I’ve blogged about my oh-sh** moments in the past. See The Worst Interview of All Time. Personally, I think real-life bloopers empower novelists. Every time we go oops, we take one step closer toward the mental anguish of our characters, right?
But ‘tis the season. Time to move on. Sort of.
Here’s the thing. Every year during Hallowmas—that crazy time between Halloween and Christmas when retailers declare open season on our wallets—stuff happens. With all the rush, rush, rushing and the egg, egg, eggnogging, something always goes wrong. If anything, ’tis the season for oh-sh** moments IMHO. This year I kicked off the holidays with another one of mine:
An ethical dilemma no less.
Let me set the stage. Mary and I have some new friends in Narragansett. I’ll call the couple Husband and Wife, in part to offer them anonymity and in part because J.R. Moehringer uses this function technique to name a few characters in Sutton. (Great book and the perfect Christmas gift, especially if you need something last minute. But I digress.) To celebrate the season and cement our growing friendship, Husband, Wife, Mary and I went out to dinner at the Matunuck Oyster Bar.

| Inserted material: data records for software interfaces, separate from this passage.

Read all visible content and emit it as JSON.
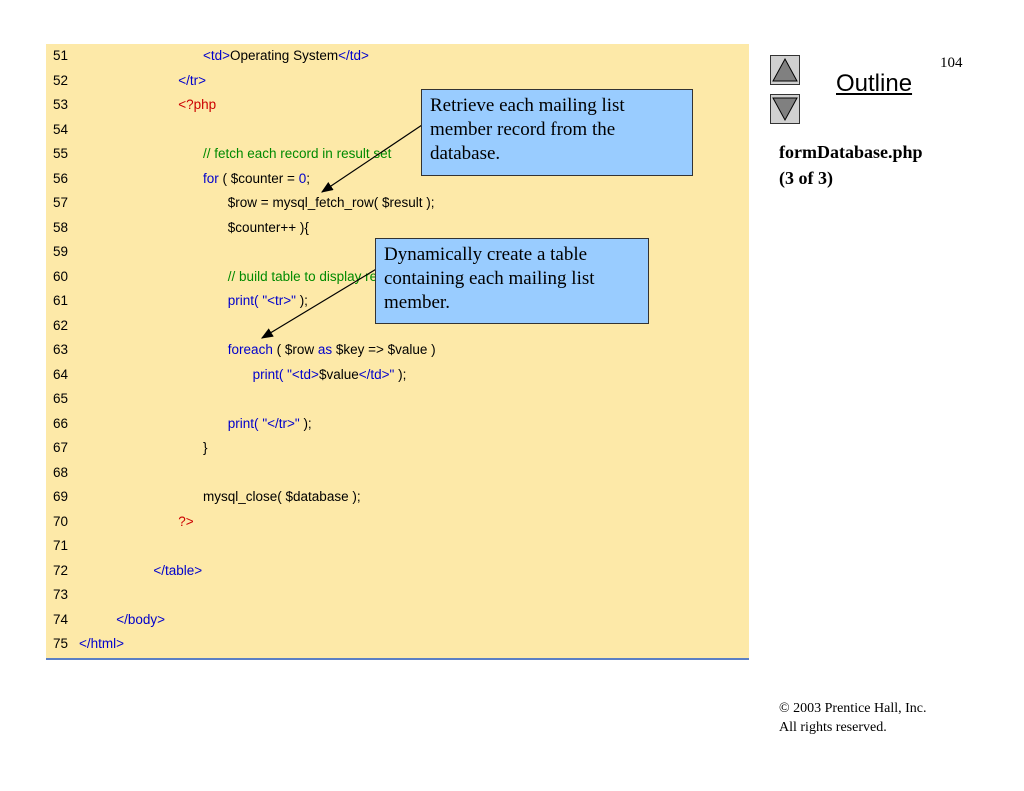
{
  "page_number": "104",
  "outline_label": "Outline",
  "file_name": "formDatabase.php",
  "part_label": "(3 of 3)",
  "copyright_line1": "© 2003 Prentice Hall, Inc.",
  "copyright_line2": "All rights reserved.",
  "callouts": [
    "Retrieve each mailing list member record from the database.",
    "Dynamically create a table containing each mailing list member."
  ],
  "code_lines": [
    {
      "n": "51",
      "indent": 10,
      "tokens": [
        {
          "t": "<td>",
          "c": "blue"
        },
        {
          "t": "Operating System",
          "c": "black"
        },
        {
          "t": "</td>",
          "c": "blue"
        }
      ]
    },
    {
      "n": "52",
      "indent": 8,
      "tokens": [
        {
          "t": "</tr>",
          "c": "blue"
        }
      ]
    },
    {
      "n": "53",
      "indent": 8,
      "tokens": [
        {
          "t": "<?php",
          "c": "red"
        }
      ]
    },
    {
      "n": "54",
      "indent": 0,
      "tokens": []
    },
    {
      "n": "55",
      "indent": 10,
      "tokens": [
        {
          "t": "// fetch each record in result set",
          "c": "green"
        }
      ]
    },
    {
      "n": "56",
      "indent": 10,
      "tokens": [
        {
          "t": "for",
          "c": "blue"
        },
        {
          "t": " ( $counter = ",
          "c": "black"
        },
        {
          "t": "0",
          "c": "blue"
        },
        {
          "t": ";",
          "c": "black"
        }
      ]
    },
    {
      "n": "57",
      "indent": 12,
      "tokens": [
        {
          "t": "$row = mysql_fetch_row( $result );",
          "c": "black"
        }
      ]
    },
    {
      "n": "58",
      "indent": 12,
      "tokens": [
        {
          "t": "$counter++ ){",
          "c": "black"
        }
      ]
    },
    {
      "n": "59",
      "indent": 0,
      "tokens": []
    },
    {
      "n": "60",
      "indent": 12,
      "tokens": [
        {
          "t": "// build table to display results",
          "c": "green"
        }
      ]
    },
    {
      "n": "61",
      "indent": 12,
      "tokens": [
        {
          "t": "print(",
          "c": "blue"
        },
        {
          "t": " ",
          "c": "black"
        },
        {
          "t": "\"<tr>\"",
          "c": "blue"
        },
        {
          "t": " );",
          "c": "black"
        }
      ]
    },
    {
      "n": "62",
      "indent": 0,
      "tokens": []
    },
    {
      "n": "63",
      "indent": 12,
      "tokens": [
        {
          "t": "foreach",
          "c": "blue"
        },
        {
          "t": " ( $row ",
          "c": "black"
        },
        {
          "t": "as",
          "c": "blue"
        },
        {
          "t": " $key => $value )",
          "c": "black"
        }
      ]
    },
    {
      "n": "64",
      "indent": 14,
      "tokens": [
        {
          "t": "print(",
          "c": "blue"
        },
        {
          "t": " ",
          "c": "black"
        },
        {
          "t": "\"<td>",
          "c": "blue"
        },
        {
          "t": "$value",
          "c": "black"
        },
        {
          "t": "</td>\"",
          "c": "blue"
        },
        {
          "t": " );",
          "c": "black"
        }
      ]
    },
    {
      "n": "65",
      "indent": 0,
      "tokens": []
    },
    {
      "n": "66",
      "indent": 12,
      "tokens": [
        {
          "t": "print(",
          "c": "blue"
        },
        {
          "t": " ",
          "c": "black"
        },
        {
          "t": "\"</tr>\"",
          "c": "blue"
        },
        {
          "t": " );",
          "c": "black"
        }
      ]
    },
    {
      "n": "67",
      "indent": 10,
      "tokens": [
        {
          "t": "}",
          "c": "black"
        }
      ]
    },
    {
      "n": "68",
      "indent": 0,
      "tokens": []
    },
    {
      "n": "69",
      "indent": 10,
      "tokens": [
        {
          "t": "mysql_close( $database );",
          "c": "black"
        }
      ]
    },
    {
      "n": "70",
      "indent": 8,
      "tokens": [
        {
          "t": "?>",
          "c": "red"
        }
      ]
    },
    {
      "n": "71",
      "indent": 0,
      "tokens": []
    },
    {
      "n": "72",
      "indent": 6,
      "tokens": [
        {
          "t": "</table>",
          "c": "blue"
        }
      ]
    },
    {
      "n": "73",
      "indent": 0,
      "tokens": []
    },
    {
      "n": "74",
      "indent": 3,
      "tokens": [
        {
          "t": "</body>",
          "c": "blue"
        }
      ]
    },
    {
      "n": "75",
      "indent": 0,
      "tokens": [
        {
          "t": "</html>",
          "c": "blue"
        }
      ]
    }
  ]
}
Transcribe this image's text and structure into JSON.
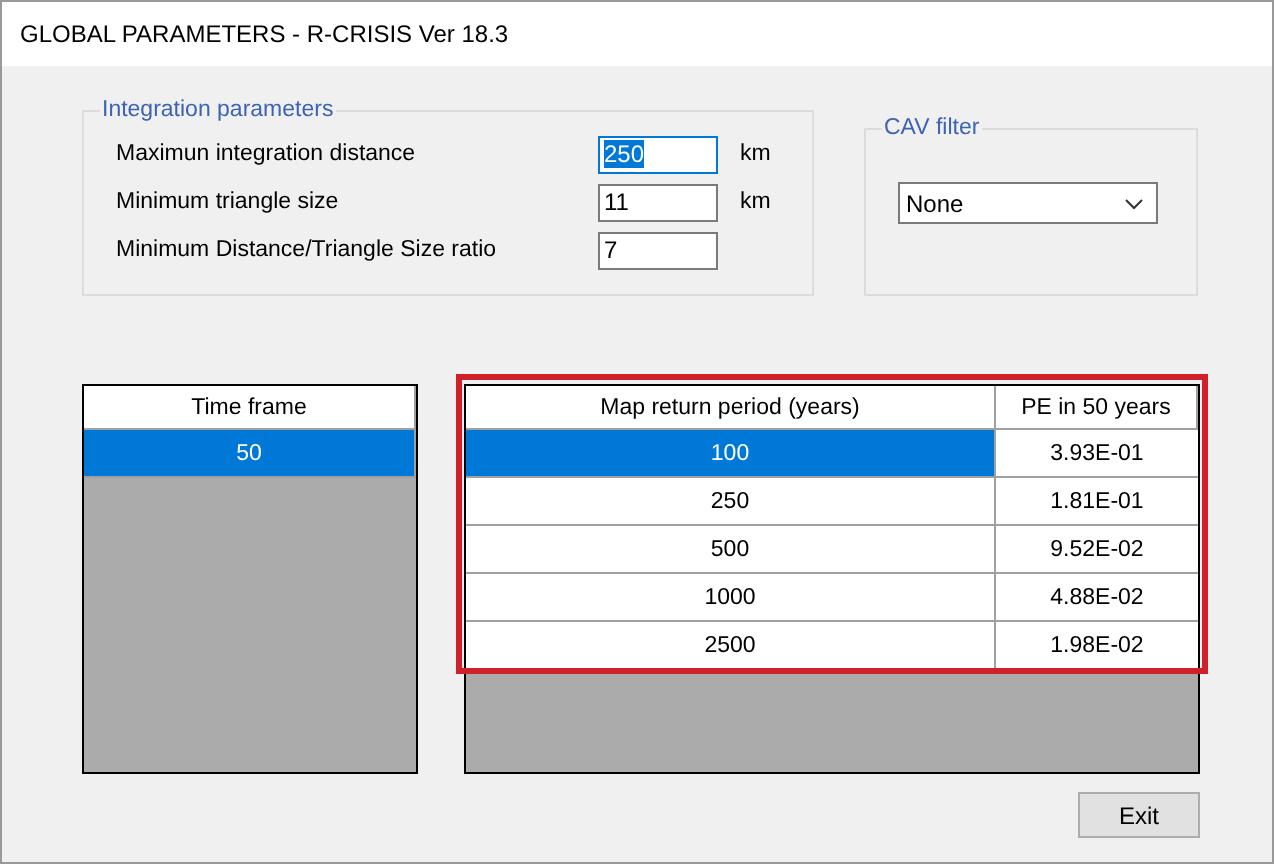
{
  "window": {
    "title": "GLOBAL PARAMETERS - R-CRISIS Ver 18.3"
  },
  "integration_parameters": {
    "title": "Integration parameters",
    "fields": [
      {
        "label": "Maximun integration distance",
        "value": "250",
        "unit": "km",
        "text_selected": true
      },
      {
        "label": "Minimum triangle size",
        "value": "11",
        "unit": "km",
        "text_selected": false
      },
      {
        "label": "Minimum Distance/Triangle Size ratio",
        "value": "7",
        "text_selected": false
      }
    ]
  },
  "cav_filter": {
    "title": "CAV filter",
    "value": "None"
  },
  "time_frame_table": {
    "columns": [
      "Time frame"
    ],
    "rows": [
      {
        "cells": [
          "50"
        ],
        "selected": true
      }
    ]
  },
  "return_period_table": {
    "highlighted": true,
    "columns": [
      "Map return period (years)",
      "PE in 50 years"
    ],
    "rows": [
      {
        "cells": [
          "100",
          "3.93E-01"
        ],
        "selected": true
      },
      {
        "cells": [
          "250",
          "1.81E-01"
        ],
        "selected": false
      },
      {
        "cells": [
          "500",
          "9.52E-02"
        ],
        "selected": false
      },
      {
        "cells": [
          "1000",
          "4.88E-02"
        ],
        "selected": false
      },
      {
        "cells": [
          "2500",
          "1.98E-02"
        ],
        "selected": false
      }
    ]
  },
  "buttons": [
    "Exit"
  ]
}
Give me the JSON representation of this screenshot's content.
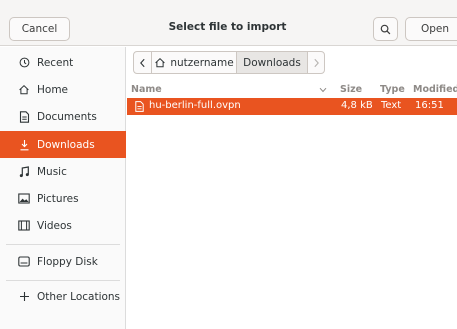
{
  "header": {
    "title": "Select file to import",
    "cancel_label": "Cancel",
    "open_label": "Open"
  },
  "sidebar": {
    "items": [
      {
        "label": "Recent",
        "icon": "clock-icon"
      },
      {
        "label": "Home",
        "icon": "home-icon"
      },
      {
        "label": "Documents",
        "icon": "document-icon"
      },
      {
        "label": "Downloads",
        "icon": "download-icon",
        "active": true
      },
      {
        "label": "Music",
        "icon": "music-icon"
      },
      {
        "label": "Pictures",
        "icon": "picture-icon"
      },
      {
        "label": "Videos",
        "icon": "video-icon"
      },
      {
        "label": "Floppy Disk",
        "icon": "drive-icon"
      },
      {
        "label": "Other Locations",
        "icon": "plus-icon"
      }
    ]
  },
  "pathbar": {
    "home_label": "nutzername",
    "current_label": "Downloads"
  },
  "list": {
    "columns": {
      "name": "Name",
      "size": "Size",
      "type": "Type",
      "modified": "Modified"
    },
    "rows": [
      {
        "name": "hu-berlin-full.ovpn",
        "size": "4,8 kB",
        "type": "Text",
        "modified": "16:51",
        "selected": true
      }
    ]
  },
  "colors": {
    "accent": "#e95420",
    "header_bg": "#f6f5f4",
    "sidebar_bg": "#fafafa"
  }
}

The restaurant, as you might guess, is known for fish. But I opted for Sausage Bolognese. It was cold outside. I had bicycled that day. The weather and the workout seemed like reasonable excuses to eat sausage and pasta rather than something from the bay.
The Oyster House was neither dark, nor particularly bright. It was comfortable. And the evening was perfect, warm laughter in the room, Mary and me drinking a decent bottle of wine with new friends. Somebody in our group ordered oysters. Most days, those mollusks are freakin’ ugly. But that night they looked spectacular on the platter, fresh, briny, evocative of the sea and that classic paragraph from Hemingway:
“As I ate the oysters with their strong taste of the sea and their faint metallic taste that the cold white wine washed away, leaving only the sea taste and the succulent texture, and as I drank their cold liquid from each shell and washed it down with the crisp taste of the wine, I lost the empty feeling and began to be happy and to make plans.”
But, again, I digress.
There we were, the four of us, sitting and eating and enjoying each other’s company, when something on Husband’s sleeve caught my eye. Like I said before, the room was neither dark nor bright, the light just enough to toy with my eyes which are feeling a little more wear and tear every year. I squinted and, much to my horror, identified the object as a remnant from some philistine’s Sausage Bolognese.
That philistine was me. I was the only one who ordered the dish, both at our table and the ones surrounding us. The errant Bolognese, about the size of a small button, had lodged above Husband’s right elbow. He was sitting to my left. The sausage looked like a third eye on his white shirt, winking every so often to remind me that with all the yak, yak, yakking, I had somehow spewed Bolognese on a neighbor and our new friend.
In milliseconds that could have been a lifetime, I cycled through my choices:
I was lost in this personal reverie of choices when Mary began calling my name. “Norb, Norb, why are you so quiet?”
What would you do?
I’ll be back on New Year’s Eve, right here in this post, to tell you what happened, how I handled the situation with Husband and Wife. And if somebody makes a particularly pithy observation, I’ll send him/her a free copy of The Gods of Greenwich.
Happy holidays to all.
Who likes audiobooks as much as I do?
When I was a stockbroker, braving my way through Manhattan’s kiss-and-yell traffic every morning, I listened to books on tape all the time. Hemingway, Irving, Wolfe–I grew to love cabbies giving me the finger. Jaywalkers thumbing their noses were no problem. And angry cops, the officers were a piece of cake.
It’s easy to wave a friendly goodbye when you’re concentrating on the latest from James Lee Burke and Will Patton. Bring on the detours, the flat tires, and the traffic snarls up and down the West Side Highway. There’s no experience better than listening to someone read you a story.
Now as a writer, I have grown to appreciate–make that really appreciate–the narrators who turn books into entertainment that outshines most of Hollywood’s new offerings. When’s the last time you lost yourself in one of those comic-book action movies that monopolize theater marquees?
I had the pleasure of working with “audie-winning” Robert Fass, who narrated The Gods of Greenwich. He is meticulous, in the best possible way, and drew on his travels through Iceland just to get the accent right for my novel.
Here’s a film clip from Robert, and me, about National Audiobook Month:
One last thing. No tribute to books on tape is complete without a mention of the American Foundation for the Blind (“AFB”). The AFB was the first organization to record books on time; they have given all of us a gift that far exceeds their mission to expand possibilities for those with vision loss.